# WORK TO BE COMPLETED
Your response should be a copy of each line in the listing below that includes the word "style".

╭─ LISTED RECORDS

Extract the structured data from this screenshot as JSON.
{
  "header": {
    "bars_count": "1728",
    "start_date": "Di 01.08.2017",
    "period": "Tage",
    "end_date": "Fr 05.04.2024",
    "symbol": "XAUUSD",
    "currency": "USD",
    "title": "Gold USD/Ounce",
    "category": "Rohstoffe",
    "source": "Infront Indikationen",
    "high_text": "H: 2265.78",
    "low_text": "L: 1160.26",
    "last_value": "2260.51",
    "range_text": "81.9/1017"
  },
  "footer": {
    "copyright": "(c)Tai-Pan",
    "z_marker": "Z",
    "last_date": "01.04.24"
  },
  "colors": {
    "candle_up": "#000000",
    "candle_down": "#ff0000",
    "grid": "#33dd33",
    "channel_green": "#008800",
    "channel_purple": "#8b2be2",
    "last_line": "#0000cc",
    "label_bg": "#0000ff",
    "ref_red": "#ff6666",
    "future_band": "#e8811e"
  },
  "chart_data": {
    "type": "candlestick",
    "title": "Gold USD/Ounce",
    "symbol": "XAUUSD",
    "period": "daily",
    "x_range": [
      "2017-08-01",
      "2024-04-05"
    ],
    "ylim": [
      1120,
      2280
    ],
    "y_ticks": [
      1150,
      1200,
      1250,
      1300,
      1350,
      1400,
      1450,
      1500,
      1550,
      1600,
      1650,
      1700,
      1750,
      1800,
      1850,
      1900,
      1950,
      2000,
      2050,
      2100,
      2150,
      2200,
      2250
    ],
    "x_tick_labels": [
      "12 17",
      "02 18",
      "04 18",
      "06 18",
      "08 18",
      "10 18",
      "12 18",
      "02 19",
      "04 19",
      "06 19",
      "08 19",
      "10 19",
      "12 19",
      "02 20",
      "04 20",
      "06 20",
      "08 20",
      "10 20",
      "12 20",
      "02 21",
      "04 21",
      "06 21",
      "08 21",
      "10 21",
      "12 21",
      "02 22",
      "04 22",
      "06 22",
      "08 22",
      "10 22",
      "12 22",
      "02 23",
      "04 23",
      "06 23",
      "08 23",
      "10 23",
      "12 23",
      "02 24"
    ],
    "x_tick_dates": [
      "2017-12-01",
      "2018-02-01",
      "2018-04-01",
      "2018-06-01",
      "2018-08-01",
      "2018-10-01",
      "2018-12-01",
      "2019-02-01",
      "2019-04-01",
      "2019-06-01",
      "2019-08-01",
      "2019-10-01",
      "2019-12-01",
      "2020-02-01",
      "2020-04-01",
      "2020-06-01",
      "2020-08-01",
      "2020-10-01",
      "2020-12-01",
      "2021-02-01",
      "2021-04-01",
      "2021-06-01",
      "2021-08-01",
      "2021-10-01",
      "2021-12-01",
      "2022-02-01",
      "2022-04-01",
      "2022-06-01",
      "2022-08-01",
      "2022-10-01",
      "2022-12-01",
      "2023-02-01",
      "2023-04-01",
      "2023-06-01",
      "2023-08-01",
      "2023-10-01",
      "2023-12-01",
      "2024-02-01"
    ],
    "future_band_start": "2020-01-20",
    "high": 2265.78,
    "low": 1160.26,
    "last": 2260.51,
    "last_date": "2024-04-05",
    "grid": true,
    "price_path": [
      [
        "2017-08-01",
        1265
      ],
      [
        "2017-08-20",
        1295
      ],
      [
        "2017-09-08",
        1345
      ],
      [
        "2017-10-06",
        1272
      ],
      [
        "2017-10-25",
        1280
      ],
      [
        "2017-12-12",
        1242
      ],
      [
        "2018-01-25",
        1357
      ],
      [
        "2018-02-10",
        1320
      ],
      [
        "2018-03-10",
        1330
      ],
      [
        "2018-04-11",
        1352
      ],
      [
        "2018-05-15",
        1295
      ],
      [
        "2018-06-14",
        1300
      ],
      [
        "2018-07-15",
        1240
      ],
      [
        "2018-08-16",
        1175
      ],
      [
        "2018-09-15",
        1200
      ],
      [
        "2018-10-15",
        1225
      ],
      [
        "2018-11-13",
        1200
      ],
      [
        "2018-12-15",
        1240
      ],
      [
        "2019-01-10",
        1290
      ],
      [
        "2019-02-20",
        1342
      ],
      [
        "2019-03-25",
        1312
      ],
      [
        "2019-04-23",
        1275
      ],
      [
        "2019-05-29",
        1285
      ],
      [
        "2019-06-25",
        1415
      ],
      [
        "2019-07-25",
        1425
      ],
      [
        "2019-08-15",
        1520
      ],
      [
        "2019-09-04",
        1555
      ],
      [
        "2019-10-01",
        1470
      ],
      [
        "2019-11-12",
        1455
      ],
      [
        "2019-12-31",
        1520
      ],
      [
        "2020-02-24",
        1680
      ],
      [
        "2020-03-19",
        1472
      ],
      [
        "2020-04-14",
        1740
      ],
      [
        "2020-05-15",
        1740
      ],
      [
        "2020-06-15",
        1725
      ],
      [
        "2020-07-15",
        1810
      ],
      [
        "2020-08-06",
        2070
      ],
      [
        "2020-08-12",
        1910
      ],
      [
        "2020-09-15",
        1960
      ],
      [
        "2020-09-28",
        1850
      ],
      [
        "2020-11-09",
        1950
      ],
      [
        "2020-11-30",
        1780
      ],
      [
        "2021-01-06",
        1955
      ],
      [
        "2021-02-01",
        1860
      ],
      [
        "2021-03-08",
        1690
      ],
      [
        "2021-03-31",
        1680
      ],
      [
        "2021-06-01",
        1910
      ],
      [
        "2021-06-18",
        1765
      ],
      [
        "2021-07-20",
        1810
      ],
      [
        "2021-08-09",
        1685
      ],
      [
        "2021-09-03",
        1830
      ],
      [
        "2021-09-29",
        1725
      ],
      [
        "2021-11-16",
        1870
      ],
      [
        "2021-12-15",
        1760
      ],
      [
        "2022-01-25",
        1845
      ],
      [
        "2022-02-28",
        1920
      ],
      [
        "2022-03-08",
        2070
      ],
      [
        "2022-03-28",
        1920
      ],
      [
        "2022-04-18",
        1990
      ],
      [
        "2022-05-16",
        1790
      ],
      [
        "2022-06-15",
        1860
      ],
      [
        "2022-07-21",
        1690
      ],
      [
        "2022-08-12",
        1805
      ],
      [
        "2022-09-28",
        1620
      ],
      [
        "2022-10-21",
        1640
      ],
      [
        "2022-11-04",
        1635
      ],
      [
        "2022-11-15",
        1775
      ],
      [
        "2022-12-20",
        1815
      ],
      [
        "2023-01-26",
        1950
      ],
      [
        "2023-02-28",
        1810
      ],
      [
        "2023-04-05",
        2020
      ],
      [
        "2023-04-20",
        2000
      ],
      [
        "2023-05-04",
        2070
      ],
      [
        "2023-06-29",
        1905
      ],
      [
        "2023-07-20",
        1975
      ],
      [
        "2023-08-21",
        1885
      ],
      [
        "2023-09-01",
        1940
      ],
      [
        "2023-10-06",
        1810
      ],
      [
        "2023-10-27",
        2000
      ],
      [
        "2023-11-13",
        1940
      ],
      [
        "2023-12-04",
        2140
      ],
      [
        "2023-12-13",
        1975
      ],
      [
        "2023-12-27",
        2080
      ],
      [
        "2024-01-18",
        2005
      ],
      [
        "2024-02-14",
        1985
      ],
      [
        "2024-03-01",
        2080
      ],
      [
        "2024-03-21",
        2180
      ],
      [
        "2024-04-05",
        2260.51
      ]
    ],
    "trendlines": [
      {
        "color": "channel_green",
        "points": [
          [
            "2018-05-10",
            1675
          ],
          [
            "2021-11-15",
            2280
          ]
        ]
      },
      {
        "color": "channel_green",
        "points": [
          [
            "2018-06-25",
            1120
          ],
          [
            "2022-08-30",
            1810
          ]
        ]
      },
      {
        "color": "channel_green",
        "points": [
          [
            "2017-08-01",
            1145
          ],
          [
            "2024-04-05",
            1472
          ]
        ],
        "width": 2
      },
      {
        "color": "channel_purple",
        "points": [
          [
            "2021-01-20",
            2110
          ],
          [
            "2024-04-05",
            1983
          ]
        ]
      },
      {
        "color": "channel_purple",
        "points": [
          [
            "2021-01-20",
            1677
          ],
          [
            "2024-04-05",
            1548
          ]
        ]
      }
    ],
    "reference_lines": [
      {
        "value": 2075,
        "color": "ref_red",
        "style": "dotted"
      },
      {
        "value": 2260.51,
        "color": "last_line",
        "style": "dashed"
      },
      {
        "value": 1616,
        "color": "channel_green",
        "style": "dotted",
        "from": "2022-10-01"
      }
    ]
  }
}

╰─

# RESULT OF THE EXERCISE
        "style": "dotted"
        "style": "dashed"
        "style": "dotted",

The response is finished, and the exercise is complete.